**ABOUT THIS EXERCISE:**
From the records below, extract all the text exactly and leave the images behind.

**GIVEN INFORMATION:**
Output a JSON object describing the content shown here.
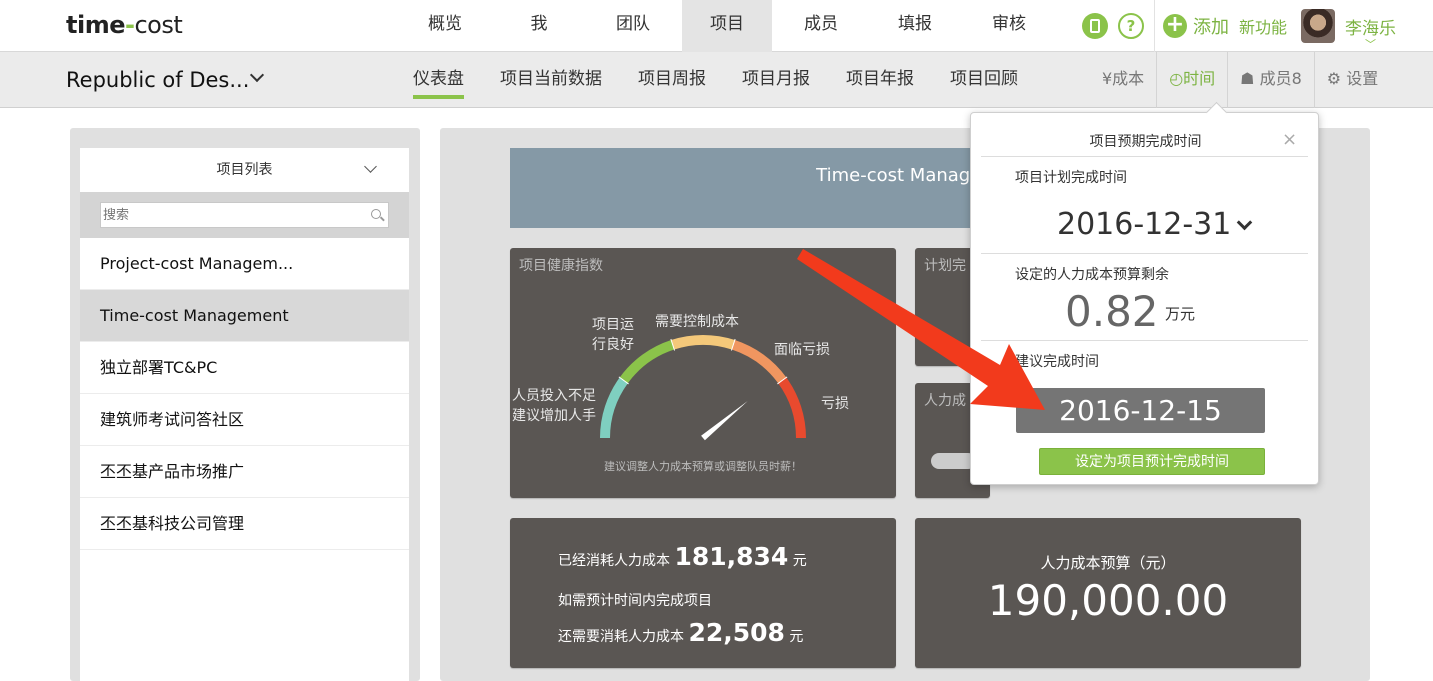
{
  "logo": {
    "part1": "time",
    "dash": "-",
    "part2": "cost"
  },
  "main_nav": [
    "概览",
    "我",
    "团队",
    "项目",
    "成员",
    "填报",
    "审核"
  ],
  "main_nav_active": 3,
  "top_right": {
    "add_label": "添加",
    "new_feature": "新功能",
    "username": "李海乐",
    "help": "?"
  },
  "project_selector": "Republic of Des...",
  "sub_nav": [
    "仪表盘",
    "项目当前数据",
    "项目周报",
    "项目月报",
    "项目年报",
    "项目回顾"
  ],
  "sub_right": {
    "cost": "¥成本",
    "time": "◴时间",
    "members": "成员8",
    "settings": "设置"
  },
  "project_list": {
    "header": "项目列表",
    "search_placeholder": "搜索",
    "items": [
      "Project-cost Managem...",
      "Time-cost Management",
      "独立部署TC&PC",
      "建筑师考试问答社区",
      "丕丕基产品市场推广",
      "丕丕基科技公司管理"
    ],
    "active_index": 1
  },
  "dashboard": {
    "banner": "Time-cost Managem",
    "health": {
      "title": "项目健康指数",
      "label_left_1": "人员投入不足",
      "label_left_2": "建议增加人手",
      "label_good_1": "项目运",
      "label_good_2": "行良好",
      "label_control": "需要控制成本",
      "label_loss_risk": "面临亏损",
      "label_loss": "亏损",
      "hint": "建议调整人力成本预算或调整队员时薪！",
      "needle_value": 0.78,
      "colors": [
        "#7fcfc0",
        "#8bc34a",
        "#f4c87a",
        "#f09660",
        "#e84a2e"
      ]
    },
    "plan_card_title": "计划完",
    "labor_card_title": "人力成",
    "consumed": {
      "prefix": "已经消耗人力成本",
      "value": "181,834",
      "unit": "元",
      "line2": "如需预计时间内完成项目",
      "prefix3": "还需要消耗人力成本",
      "value3": "22,508",
      "unit3": "元"
    },
    "budget": {
      "label": "人力成本预算（元）",
      "value": "190,000.00"
    }
  },
  "popup": {
    "title": "项目预期完成时间",
    "close": "×",
    "planned_label": "项目计划完成时间",
    "planned_date": "2016-12-31",
    "remaining_label": "设定的人力成本预算剩余",
    "remaining_value": "0.82",
    "remaining_unit": "万元",
    "suggest_label": "建议完成时间",
    "suggest_date": "2016-12-15",
    "set_button": "设定为项目预计完成时间"
  },
  "colors": {
    "accent": "#8bc34a",
    "arrow": "#f23a1c",
    "card": "#5a5653",
    "banner": "#8599a6"
  }
}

**SOLUTION BELOW:**
Output a JSON object describing the content shown here.
{
  "logo": {
    "part1": "time",
    "dash": "-",
    "part2": "cost"
  },
  "main_nav": [
    "概览",
    "我",
    "团队",
    "项目",
    "成员",
    "填报",
    "审核"
  ],
  "main_nav_active": 3,
  "top_right": {
    "add_label": "添加",
    "new_feature": "新功能",
    "username": "李海乐",
    "help": "?"
  },
  "project_selector": "Republic of Des...",
  "sub_nav": [
    "仪表盘",
    "项目当前数据",
    "项目周报",
    "项目月报",
    "项目年报",
    "项目回顾"
  ],
  "sub_right": {
    "cost": "¥成本",
    "time": "◴时间",
    "members": "成员8",
    "settings": "设置"
  },
  "project_list": {
    "header": "项目列表",
    "search_placeholder": "搜索",
    "items": [
      "Project-cost Managem...",
      "Time-cost Management",
      "独立部署TC&PC",
      "建筑师考试问答社区",
      "丕丕基产品市场推广",
      "丕丕基科技公司管理"
    ],
    "active_index": 1
  },
  "dashboard": {
    "banner": "Time-cost Managem",
    "health": {
      "title": "项目健康指数",
      "label_left_1": "人员投入不足",
      "label_left_2": "建议增加人手",
      "label_good_1": "项目运",
      "label_good_2": "行良好",
      "label_control": "需要控制成本",
      "label_loss_risk": "面临亏损",
      "label_loss": "亏损",
      "hint": "建议调整人力成本预算或调整队员时薪！",
      "needle_value": 0.78,
      "colors": [
        "#7fcfc0",
        "#8bc34a",
        "#f4c87a",
        "#f09660",
        "#e84a2e"
      ]
    },
    "plan_card_title": "计划完",
    "labor_card_title": "人力成",
    "consumed": {
      "prefix": "已经消耗人力成本",
      "value": "181,834",
      "unit": "元",
      "line2": "如需预计时间内完成项目",
      "prefix3": "还需要消耗人力成本",
      "value3": "22,508",
      "unit3": "元"
    },
    "budget": {
      "label": "人力成本预算（元）",
      "value": "190,000.00"
    }
  },
  "popup": {
    "title": "项目预期完成时间",
    "close": "×",
    "planned_label": "项目计划完成时间",
    "planned_date": "2016-12-31",
    "remaining_label": "设定的人力成本预算剩余",
    "remaining_value": "0.82",
    "remaining_unit": "万元",
    "suggest_label": "建议完成时间",
    "suggest_date": "2016-12-15",
    "set_button": "设定为项目预计完成时间"
  },
  "colors": {
    "accent": "#8bc34a",
    "arrow": "#f23a1c",
    "card": "#5a5653",
    "banner": "#8599a6"
  }
}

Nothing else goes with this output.